■ Problem to work on ■
Your response should be the complete listing, copied exactly.

-------------------------

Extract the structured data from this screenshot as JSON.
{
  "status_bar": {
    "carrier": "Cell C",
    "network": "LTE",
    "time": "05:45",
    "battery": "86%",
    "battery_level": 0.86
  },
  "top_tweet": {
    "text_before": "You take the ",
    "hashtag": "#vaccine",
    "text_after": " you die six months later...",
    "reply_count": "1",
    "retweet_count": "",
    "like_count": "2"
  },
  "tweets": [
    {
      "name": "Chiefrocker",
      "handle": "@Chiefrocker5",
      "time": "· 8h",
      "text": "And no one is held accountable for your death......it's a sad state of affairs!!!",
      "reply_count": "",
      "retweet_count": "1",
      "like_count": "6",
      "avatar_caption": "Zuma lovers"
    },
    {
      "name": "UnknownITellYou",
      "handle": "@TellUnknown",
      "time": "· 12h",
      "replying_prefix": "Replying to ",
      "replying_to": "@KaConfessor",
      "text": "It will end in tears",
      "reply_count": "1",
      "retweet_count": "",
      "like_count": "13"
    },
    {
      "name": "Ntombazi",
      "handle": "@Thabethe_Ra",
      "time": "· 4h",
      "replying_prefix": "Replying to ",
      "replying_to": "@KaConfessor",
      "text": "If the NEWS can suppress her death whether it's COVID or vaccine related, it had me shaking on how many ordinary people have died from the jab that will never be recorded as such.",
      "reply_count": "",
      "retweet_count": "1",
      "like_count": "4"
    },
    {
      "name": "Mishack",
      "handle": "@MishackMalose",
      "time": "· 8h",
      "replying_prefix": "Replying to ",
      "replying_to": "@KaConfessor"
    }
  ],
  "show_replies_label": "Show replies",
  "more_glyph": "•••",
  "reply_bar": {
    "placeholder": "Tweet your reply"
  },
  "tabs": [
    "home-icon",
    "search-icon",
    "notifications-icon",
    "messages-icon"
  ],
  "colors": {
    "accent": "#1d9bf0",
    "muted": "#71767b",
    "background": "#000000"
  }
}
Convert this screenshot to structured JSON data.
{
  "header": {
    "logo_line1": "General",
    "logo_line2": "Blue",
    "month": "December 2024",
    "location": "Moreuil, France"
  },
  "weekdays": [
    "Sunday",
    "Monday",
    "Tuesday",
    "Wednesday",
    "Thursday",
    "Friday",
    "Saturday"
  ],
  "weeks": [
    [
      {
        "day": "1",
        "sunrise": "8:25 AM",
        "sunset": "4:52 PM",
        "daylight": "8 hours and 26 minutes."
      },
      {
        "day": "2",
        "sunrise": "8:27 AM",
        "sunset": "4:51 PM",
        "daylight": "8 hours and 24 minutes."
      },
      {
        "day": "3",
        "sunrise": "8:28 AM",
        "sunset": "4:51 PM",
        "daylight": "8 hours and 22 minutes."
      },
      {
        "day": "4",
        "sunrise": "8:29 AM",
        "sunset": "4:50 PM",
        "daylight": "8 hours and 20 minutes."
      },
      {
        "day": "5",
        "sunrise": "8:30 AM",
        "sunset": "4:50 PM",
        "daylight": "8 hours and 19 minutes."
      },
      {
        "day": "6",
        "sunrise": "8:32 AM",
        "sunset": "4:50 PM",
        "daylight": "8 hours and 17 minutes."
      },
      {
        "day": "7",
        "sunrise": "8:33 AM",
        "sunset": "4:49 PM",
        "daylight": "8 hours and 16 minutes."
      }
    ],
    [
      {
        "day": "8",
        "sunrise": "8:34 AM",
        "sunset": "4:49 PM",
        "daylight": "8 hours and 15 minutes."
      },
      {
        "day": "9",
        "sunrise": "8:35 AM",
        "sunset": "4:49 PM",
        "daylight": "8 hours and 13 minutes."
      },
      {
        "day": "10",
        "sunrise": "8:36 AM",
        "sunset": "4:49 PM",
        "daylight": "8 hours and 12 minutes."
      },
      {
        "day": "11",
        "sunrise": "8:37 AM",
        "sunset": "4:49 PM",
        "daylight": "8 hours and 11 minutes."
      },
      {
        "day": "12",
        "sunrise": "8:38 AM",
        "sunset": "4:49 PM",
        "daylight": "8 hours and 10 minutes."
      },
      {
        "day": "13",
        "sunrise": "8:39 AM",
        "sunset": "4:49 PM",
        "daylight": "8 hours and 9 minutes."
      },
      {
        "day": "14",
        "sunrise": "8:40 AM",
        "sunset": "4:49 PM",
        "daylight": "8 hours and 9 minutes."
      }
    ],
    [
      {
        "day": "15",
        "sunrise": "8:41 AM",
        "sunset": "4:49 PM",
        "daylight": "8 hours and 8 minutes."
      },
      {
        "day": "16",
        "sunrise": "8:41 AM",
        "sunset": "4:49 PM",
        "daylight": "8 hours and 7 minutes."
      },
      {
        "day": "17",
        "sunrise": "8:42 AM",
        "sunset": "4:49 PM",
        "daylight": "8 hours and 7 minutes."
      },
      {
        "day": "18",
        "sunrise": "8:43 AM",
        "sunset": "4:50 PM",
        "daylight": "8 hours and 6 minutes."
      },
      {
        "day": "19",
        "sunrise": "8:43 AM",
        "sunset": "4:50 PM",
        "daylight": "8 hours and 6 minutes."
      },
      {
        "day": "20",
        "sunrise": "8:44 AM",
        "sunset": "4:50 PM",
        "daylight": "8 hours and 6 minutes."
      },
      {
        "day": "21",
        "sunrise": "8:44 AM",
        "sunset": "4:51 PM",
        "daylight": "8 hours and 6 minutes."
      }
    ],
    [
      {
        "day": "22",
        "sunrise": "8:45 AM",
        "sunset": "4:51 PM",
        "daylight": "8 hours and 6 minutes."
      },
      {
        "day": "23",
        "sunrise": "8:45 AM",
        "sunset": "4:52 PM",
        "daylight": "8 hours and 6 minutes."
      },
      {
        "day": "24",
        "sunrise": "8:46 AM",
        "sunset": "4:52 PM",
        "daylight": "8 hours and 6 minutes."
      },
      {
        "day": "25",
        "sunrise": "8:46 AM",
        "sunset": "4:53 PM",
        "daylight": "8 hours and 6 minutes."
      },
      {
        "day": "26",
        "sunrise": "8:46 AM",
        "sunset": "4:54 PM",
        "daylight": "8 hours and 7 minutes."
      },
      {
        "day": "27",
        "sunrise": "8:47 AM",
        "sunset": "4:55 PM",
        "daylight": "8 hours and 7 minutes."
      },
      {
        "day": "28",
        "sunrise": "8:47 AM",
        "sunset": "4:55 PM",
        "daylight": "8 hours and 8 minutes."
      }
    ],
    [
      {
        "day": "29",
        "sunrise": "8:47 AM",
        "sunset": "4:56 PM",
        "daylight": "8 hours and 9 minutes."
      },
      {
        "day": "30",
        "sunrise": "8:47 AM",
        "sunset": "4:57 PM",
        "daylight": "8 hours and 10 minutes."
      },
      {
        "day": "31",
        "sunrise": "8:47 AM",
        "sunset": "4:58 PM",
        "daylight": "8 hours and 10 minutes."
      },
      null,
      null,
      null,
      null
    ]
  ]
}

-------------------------

■ Result ■
Extract the structured data from this screenshot as JSON.
{
  "status_bar": {
    "carrier": "Cell C",
    "network": "LTE",
    "time": "05:45",
    "battery": "86%",
    "battery_level": 0.86
  },
  "top_tweet": {
    "text_before": "You take the ",
    "hashtag": "#vaccine",
    "text_after": " you die six months later...",
    "reply_count": "1",
    "retweet_count": "",
    "like_count": "2"
  },
  "tweets": [
    {
      "name": "Chiefrocker",
      "handle": "@Chiefrocker5",
      "time": "· 8h",
      "text": "And no one is held accountable for your death......it's a sad state of affairs!!!",
      "reply_count": "",
      "retweet_count": "1",
      "like_count": "6",
      "avatar_caption": "Zuma lovers"
    },
    {
      "name": "UnknownITellYou",
      "handle": "@TellUnknown",
      "time": "· 12h",
      "replying_prefix": "Replying to ",
      "replying_to": "@KaConfessor",
      "text": "It will end in tears",
      "reply_count": "1",
      "retweet_count": "",
      "like_count": "13"
    },
    {
      "name": "Ntombazi",
      "handle": "@Thabethe_Ra",
      "time": "· 4h",
      "replying_prefix": "Replying to ",
      "replying_to": "@KaConfessor",
      "text": "If the NEWS can suppress her death whether it's COVID or vaccine related, it had me shaking on how many ordinary people have died from the jab that will never be recorded as such.",
      "reply_count": "",
      "retweet_count": "1",
      "like_count": "4"
    },
    {
      "name": "Mishack",
      "handle": "@MishackMalose",
      "time": "· 8h",
      "replying_prefix": "Replying to ",
      "replying_to": "@KaConfessor"
    }
  ],
  "show_replies_label": "Show replies",
  "more_glyph": "•••",
  "reply_bar": {
    "placeholder": "Tweet your reply"
  },
  "tabs": [
    "home-icon",
    "search-icon",
    "notifications-icon",
    "messages-icon"
  ],
  "colors": {
    "accent": "#1d9bf0",
    "muted": "#71767b",
    "background": "#000000"
  }
}
Convert this screenshot to structured JSON data.
{
  "header": {
    "logo_line1": "General",
    "logo_line2": "Blue",
    "month": "December 2024",
    "location": "Moreuil, France"
  },
  "weekdays": [
    "Sunday",
    "Monday",
    "Tuesday",
    "Wednesday",
    "Thursday",
    "Friday",
    "Saturday"
  ],
  "weeks": [
    [
      {
        "day": "1",
        "sunrise": "8:25 AM",
        "sunset": "4:52 PM",
        "daylight": "8 hours and 26 minutes."
      },
      {
        "day": "2",
        "sunrise": "8:27 AM",
        "sunset": "4:51 PM",
        "daylight": "8 hours and 24 minutes."
      },
      {
        "day": "3",
        "sunrise": "8:28 AM",
        "sunset": "4:51 PM",
        "daylight": "8 hours and 22 minutes."
      },
      {
        "day": "4",
        "sunrise": "8:29 AM",
        "sunset": "4:50 PM",
        "daylight": "8 hours and 20 minutes."
      },
      {
        "day": "5",
        "sunrise": "8:30 AM",
        "sunset": "4:50 PM",
        "daylight": "8 hours and 19 minutes."
      },
      {
        "day": "6",
        "sunrise": "8:32 AM",
        "sunset": "4:50 PM",
        "daylight": "8 hours and 17 minutes."
      },
      {
        "day": "7",
        "sunrise": "8:33 AM",
        "sunset": "4:49 PM",
        "daylight": "8 hours and 16 minutes."
      }
    ],
    [
      {
        "day": "8",
        "sunrise": "8:34 AM",
        "sunset": "4:49 PM",
        "daylight": "8 hours and 15 minutes."
      },
      {
        "day": "9",
        "sunrise": "8:35 AM",
        "sunset": "4:49 PM",
        "daylight": "8 hours and 13 minutes."
      },
      {
        "day": "10",
        "sunrise": "8:36 AM",
        "sunset": "4:49 PM",
        "daylight": "8 hours and 12 minutes."
      },
      {
        "day": "11",
        "sunrise": "8:37 AM",
        "sunset": "4:49 PM",
        "daylight": "8 hours and 11 minutes."
      },
      {
        "day": "12",
        "sunrise": "8:38 AM",
        "sunset": "4:49 PM",
        "daylight": "8 hours and 10 minutes."
      },
      {
        "day": "13",
        "sunrise": "8:39 AM",
        "sunset": "4:49 PM",
        "daylight": "8 hours and 9 minutes."
      },
      {
        "day": "14",
        "sunrise": "8:40 AM",
        "sunset": "4:49 PM",
        "daylight": "8 hours and 9 minutes."
      }
    ],
    [
      {
        "day": "15",
        "sunrise": "8:41 AM",
        "sunset": "4:49 PM",
        "daylight": "8 hours and 8 minutes."
      },
      {
        "day": "16",
        "sunrise": "8:41 AM",
        "sunset": "4:49 PM",
        "daylight": "8 hours and 7 minutes."
      },
      {
        "day": "17",
        "sunrise": "8:42 AM",
        "sunset": "4:49 PM",
        "daylight": "8 hours and 7 minutes."
      },
      {
        "day": "18",
        "sunrise": "8:43 AM",
        "sunset": "4:50 PM",
        "daylight": "8 hours and 6 minutes."
      },
      {
        "day": "19",
        "sunrise": "8:43 AM",
        "sunset": "4:50 PM",
        "daylight": "8 hours and 6 minutes."
      },
      {
        "day": "20",
        "sunrise": "8:44 AM",
        "sunset": "4:50 PM",
        "daylight": "8 hours and 6 minutes."
      },
      {
        "day": "21",
        "sunrise": "8:44 AM",
        "sunset": "4:51 PM",
        "daylight": "8 hours and 6 minutes."
      }
    ],
    [
      {
        "day": "22",
        "sunrise": "8:45 AM",
        "sunset": "4:51 PM",
        "daylight": "8 hours and 6 minutes."
      },
      {
        "day": "23",
        "sunrise": "8:45 AM",
        "sunset": "4:52 PM",
        "daylight": "8 hours and 6 minutes."
      },
      {
        "day": "24",
        "sunrise": "8:46 AM",
        "sunset": "4:52 PM",
        "daylight": "8 hours and 6 minutes."
      },
      {
        "day": "25",
        "sunrise": "8:46 AM",
        "sunset": "4:53 PM",
        "daylight": "8 hours and 6 minutes."
      },
      {
        "day": "26",
        "sunrise": "8:46 AM",
        "sunset": "4:54 PM",
        "daylight": "8 hours and 7 minutes."
      },
      {
        "day": "27",
        "sunrise": "8:47 AM",
        "sunset": "4:55 PM",
        "daylight": "8 hours and 7 minutes."
      },
      {
        "day": "28",
        "sunrise": "8:47 AM",
        "sunset": "4:55 PM",
        "daylight": "8 hours and 8 minutes."
      }
    ],
    [
      {
        "day": "29",
        "sunrise": "8:47 AM",
        "sunset": "4:56 PM",
        "daylight": "8 hours and 9 minutes."
      },
      {
        "day": "30",
        "sunrise": "8:47 AM",
        "sunset": "4:57 PM",
        "daylight": "8 hours and 10 minutes."
      },
      {
        "day": "31",
        "sunrise": "8:47 AM",
        "sunset": "4:58 PM",
        "daylight": "8 hours and 10 minutes."
      },
      null,
      null,
      null,
      null
    ]
  ]
}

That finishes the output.